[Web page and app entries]
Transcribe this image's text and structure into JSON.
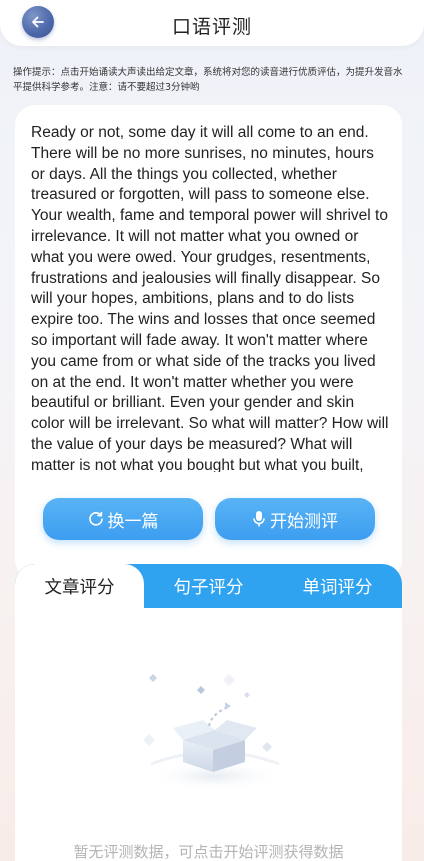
{
  "header": {
    "title": "口语评测",
    "back_icon": "arrow-left-icon"
  },
  "hint": "操作提示：点击开始诵读大声读出给定文章，系统将对您的读音进行优质评估，为提升发音水平提供科学参考。注意：请不要超过3分钟哟",
  "article": {
    "text": "Ready or not, some day it will all come to an end. There will be no more sunrises, no minutes, hours or days. All the things you collected, whether treasured or forgotten, will pass to someone else. Your wealth, fame and temporal power will shrivel to irrelevance. It will not matter what you owned or what you were owed. Your grudges, resentments, frustrations and jealousies will finally disappear. So will your hopes, ambitions, plans and to do lists expire too. The wins and losses that once seemed so important will fade away. It won't matter where you came from or what side of the tracks you lived on at the end. It won't matter whether you were beautiful or brilliant. Even your gender and skin color will be irrelevant. So what will matter? How will the value of your days be measured? What will matter is not what you bought but what you built, not what you got but what you gave. What will matter is not your competence but"
  },
  "buttons": {
    "change_label": "换一篇",
    "change_icon": "refresh-icon",
    "start_label": "开始测评",
    "start_icon": "microphone-icon"
  },
  "tabs": [
    {
      "label": "文章评分",
      "active": true
    },
    {
      "label": "句子评分",
      "active": false
    },
    {
      "label": "单词评分",
      "active": false
    }
  ],
  "empty": {
    "text": "暂无评测数据，可点击开始评测获得数据",
    "icon": "empty-box-icon"
  },
  "colors": {
    "accent": "#3d9df0",
    "tab_bar": "#2fa3f0",
    "back_button": "#4c67a8",
    "empty_text": "#b4b4b4"
  }
}
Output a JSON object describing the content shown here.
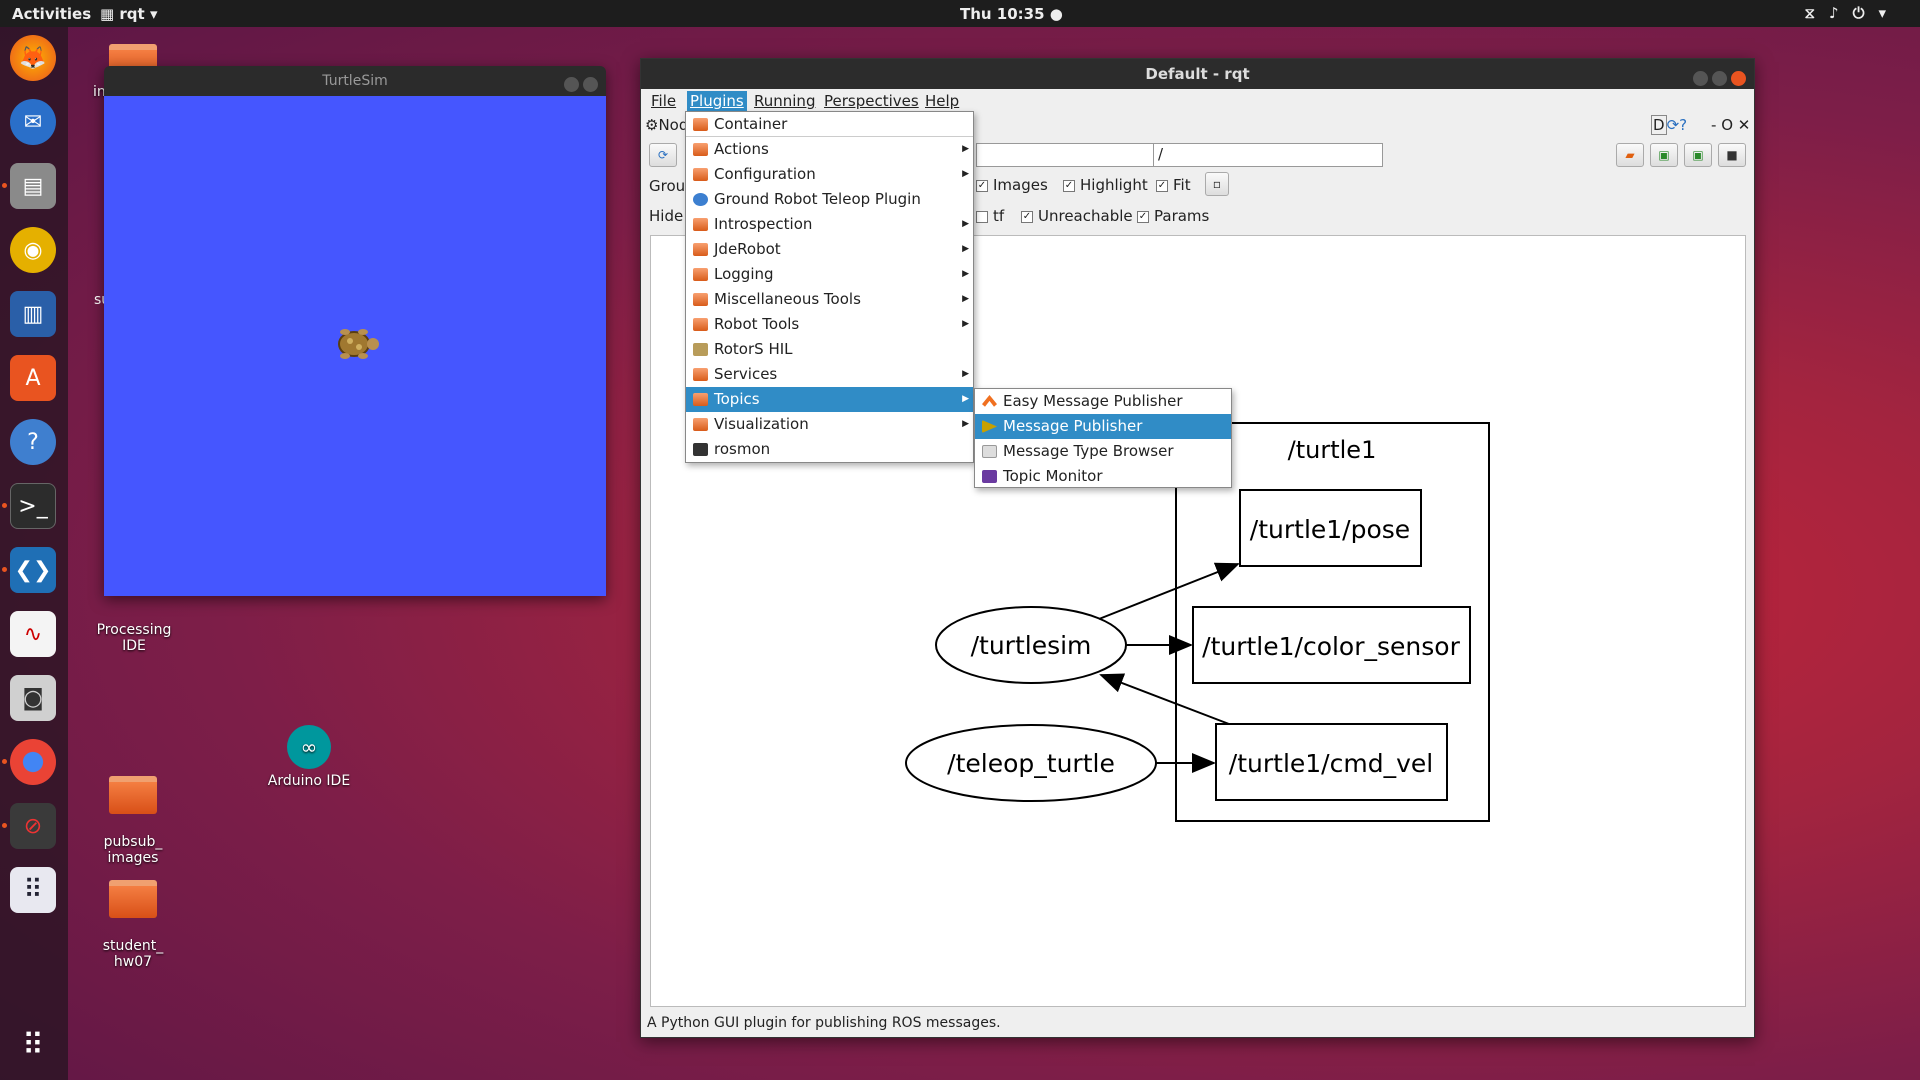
{
  "topbar": {
    "activities": "Activities",
    "app_menu": "rqt",
    "clock": "Thu 10:35"
  },
  "desktop": {
    "icons": [
      {
        "label": "Processing\nIDE"
      },
      {
        "label": "Arduino IDE"
      },
      {
        "label": "pubsub_\nimages"
      },
      {
        "label": "student_\nhw07"
      }
    ],
    "partial_labels": [
      "in",
      "su"
    ]
  },
  "turtlesim": {
    "title": "TurtleSim",
    "background_color": "#4556ff"
  },
  "rqt": {
    "title": "Default - rqt",
    "menubar": [
      "File",
      "Plugins",
      "Running",
      "Perspectives",
      "Help"
    ],
    "plugin_tab_partial": "Nod",
    "plugin_tab_controls": "D",
    "topic_filter_value": "/",
    "group_label_partial": "Grou",
    "hide_label": "Hide:",
    "options_row1": [
      {
        "label": "Images",
        "checked": true
      },
      {
        "label": "Highlight",
        "checked": true
      },
      {
        "label": "Fit",
        "checked": true
      }
    ],
    "options_row2": [
      {
        "label": "tf",
        "checked": false
      },
      {
        "label": "Unreachable",
        "checked": true
      },
      {
        "label": "Params",
        "checked": true
      }
    ],
    "status": "A Python GUI plugin for publishing ROS messages."
  },
  "plugins_menu": {
    "items": [
      {
        "label": "Container",
        "icon": "folder-icon",
        "submenu": false
      },
      {
        "label": "Actions",
        "icon": "folder-icon",
        "submenu": true
      },
      {
        "label": "Configuration",
        "icon": "folder-icon",
        "submenu": true
      },
      {
        "label": "Ground Robot Teleop Plugin",
        "icon": "globe-icon",
        "submenu": false
      },
      {
        "label": "Introspection",
        "icon": "folder-icon",
        "submenu": true
      },
      {
        "label": "JdeRobot",
        "icon": "folder-icon",
        "submenu": true
      },
      {
        "label": "Logging",
        "icon": "folder-icon",
        "submenu": true
      },
      {
        "label": "Miscellaneous Tools",
        "icon": "folder-icon",
        "submenu": true
      },
      {
        "label": "Robot Tools",
        "icon": "folder-icon",
        "submenu": true
      },
      {
        "label": "RotorS HIL",
        "icon": "gear-icon",
        "submenu": false
      },
      {
        "label": "Services",
        "icon": "folder-icon",
        "submenu": true
      },
      {
        "label": "Topics",
        "icon": "folder-icon",
        "submenu": true,
        "highlighted": true
      },
      {
        "label": "Visualization",
        "icon": "folder-icon",
        "submenu": true
      },
      {
        "label": "rosmon",
        "icon": "terminal-icon",
        "submenu": false
      }
    ]
  },
  "topics_submenu": {
    "items": [
      {
        "label": "Easy Message Publisher",
        "icon": "arrow-up-icon"
      },
      {
        "label": "Message Publisher",
        "icon": "play-icon",
        "highlighted": true
      },
      {
        "label": "Message Type Browser",
        "icon": "document-icon"
      },
      {
        "label": "Topic Monitor",
        "icon": "monitor-icon"
      }
    ]
  },
  "graph": {
    "cluster_label": "/turtle1",
    "nodes": [
      "/turtlesim",
      "/teleop_turtle"
    ],
    "topics": [
      "/turtle1/pose",
      "/turtle1/color_sensor",
      "/turtle1/cmd_vel"
    ]
  }
}
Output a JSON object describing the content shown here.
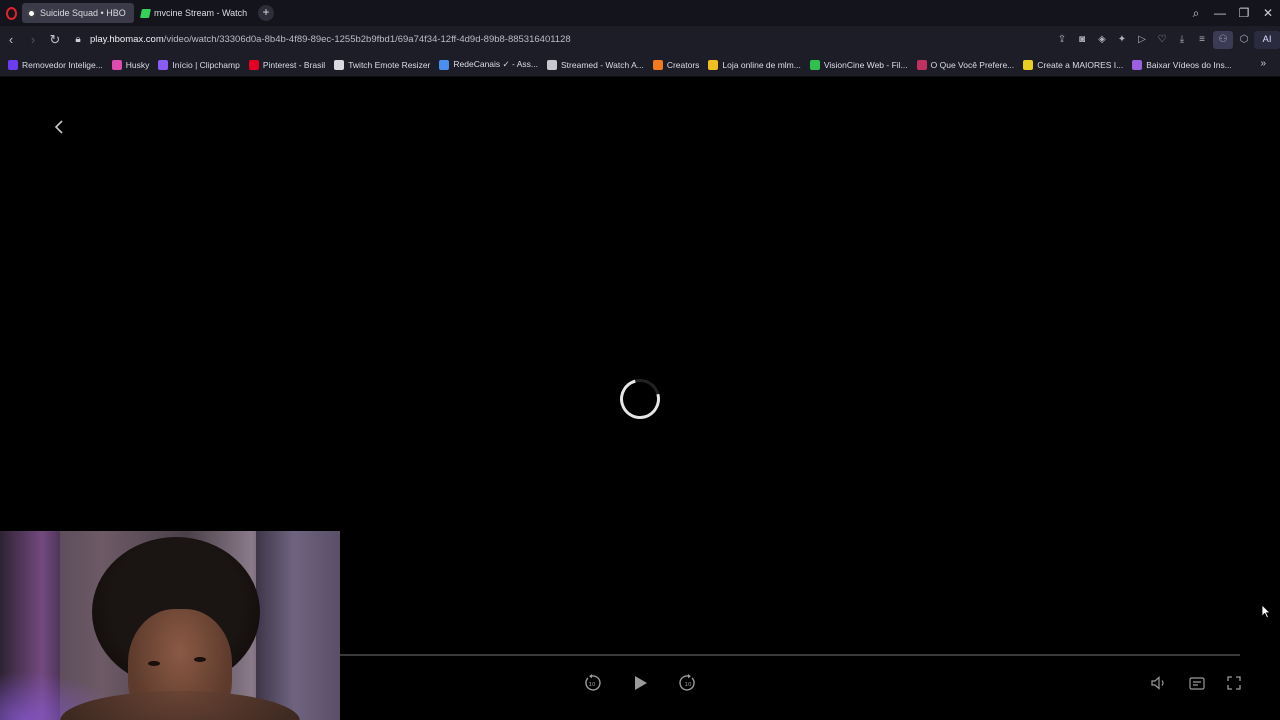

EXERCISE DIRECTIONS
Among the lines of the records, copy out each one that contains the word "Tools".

OUTPUT FOR THIS EXERCISE
        "label": "Miscellaneous Tools",
        "label": "Robot Tools",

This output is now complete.